3.1. Study of factor affecting job 2.1 Study of Factor Affecting Job Satisfaction: satisfaction: Workstation Design workstation design Part D of the questionnaire focused on how workstation design contributes to the operators’ level of satisfaction. 12 variables of workstation design were studied and the analyzed result from the survey was represented in Figure 2. Analyses made on the level of job satisfaction based on the workstation design factor showed a positive response which indicates that the operators are satisfied with the current design of their workstations. Number 1 to 12 in Table 2 refers to the variables which represent the aspects of a workstation design. This can be referred to the survey questionnaire form in the appendix section.
Volume 31 Issue 2 December 2008
Table 1. Characteristics of the sample Characteristics
Smoking Working period
Male Female 50 < 160 cm 160 - 165 cm 166 – 169 cm 170 – 175 cm > 175 cm < 50kg 50-59kg 60-69kg 70-79kg 80-89kg >89kg 8 hours 9 hours 10 hours 11 hours >12 hours Yes No < 3 months 3 months – 1 years 1 years – 3 years 3 years – 5 years 5 years – 10 years > 10 years
100 0 2.2 73.9 18.7 4.5 0.7 12.8 26.3 17.3 30.8 12.8 6.8 38.3 22.6 14.3 11.3 6.8 54.5 17.9 5.2 20.1 2.2 49.3 50.7 20.1 14.9 17.9 14.2 23.1 9.7
Cumulatively, for variables 1 to 7, as many as 72.4% respondents feel satisfied and deeply satisfied with their work. As many as 49.7% respondents agreed or totally agreed that the armrest and footrest aspect of the workstation design can gratify work. Apart from that, 54.1% responded in using lifting aids for carrying heavy loads and 54.1% feels that the travel distance between workstations are appropriate. As many as 48.9% respondents agreed or totally agreed with the comfort level of extendibility to the front of their workstations and 54.1% respondents agreed or totally agreed with the seat height of their workstations. 74.4% respondents agreed or totally agreed with the ease to move about within their workstation.
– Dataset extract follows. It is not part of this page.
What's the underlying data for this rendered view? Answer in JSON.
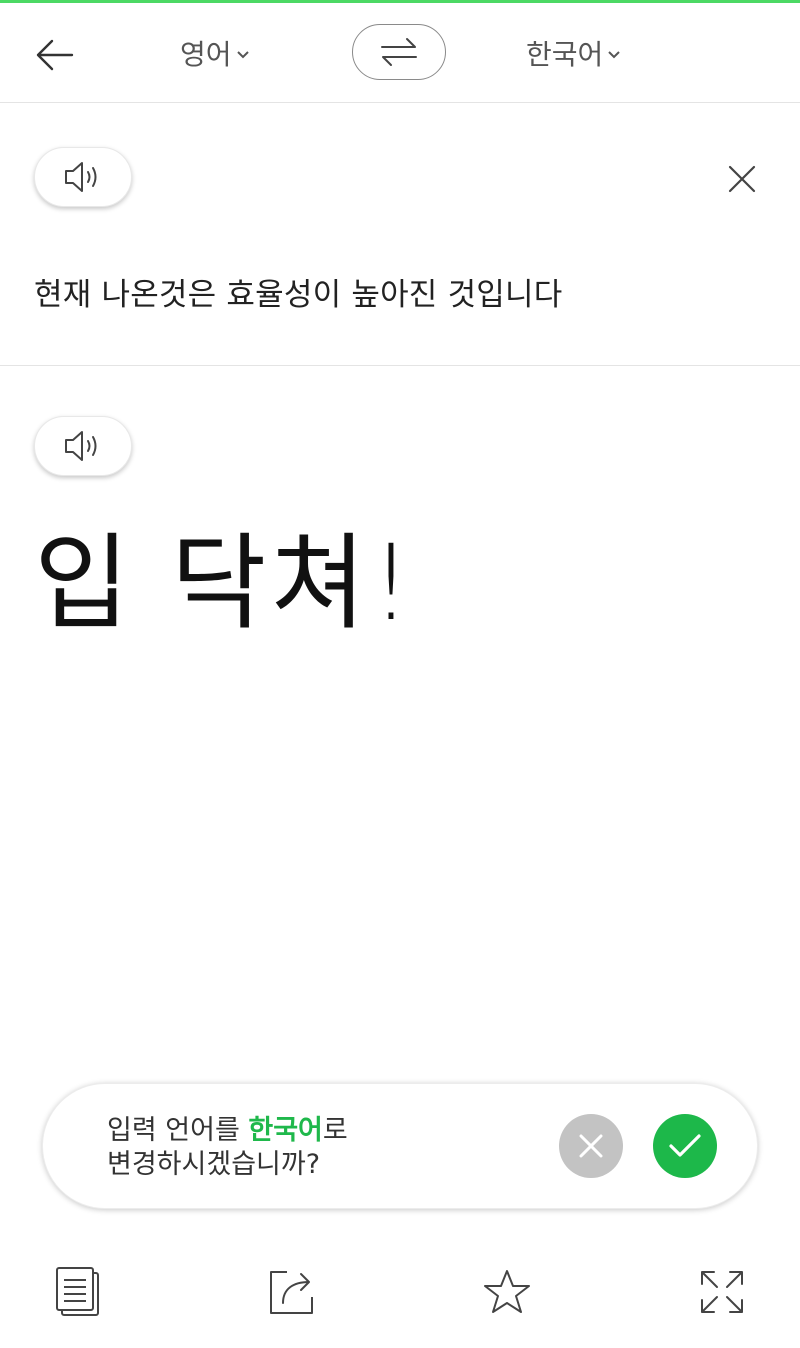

For variable 7, proper head position while performing observations, as many as 50.4% respondent feels that their head
A.R. Ismail et al.
Industrial management and organisation
position are unsuitable. As many as 54.9% respondent thinks that the workstation floor in their factory is able to absorb foot stomps, while 50.4% respondent feels that their workstation offers insufficient clearance for legs and thighs. Moreover, 54.2% respondent said there should be safety glass in the workstation during machinery work and as many as 62.4% respondents are satisfied with the clearance of corridor and aisles in carriage area. Lastly, as many as 54.1% respondents agreed that they are able to get products from both side of the conveyors. Overall, the result for all variables studied showed a job satisfaction level above 50%. The aspect with the highest percentage of satisfaction level on workstation design is 74.4%, which is the ease to freely move about within the workstation.
Fig. 2. Percentage distribution of job satisfaction contributed by workstation design Based on Table 2, it is understood that there is a significant relationship between each variable with the value ȡ, for each variable is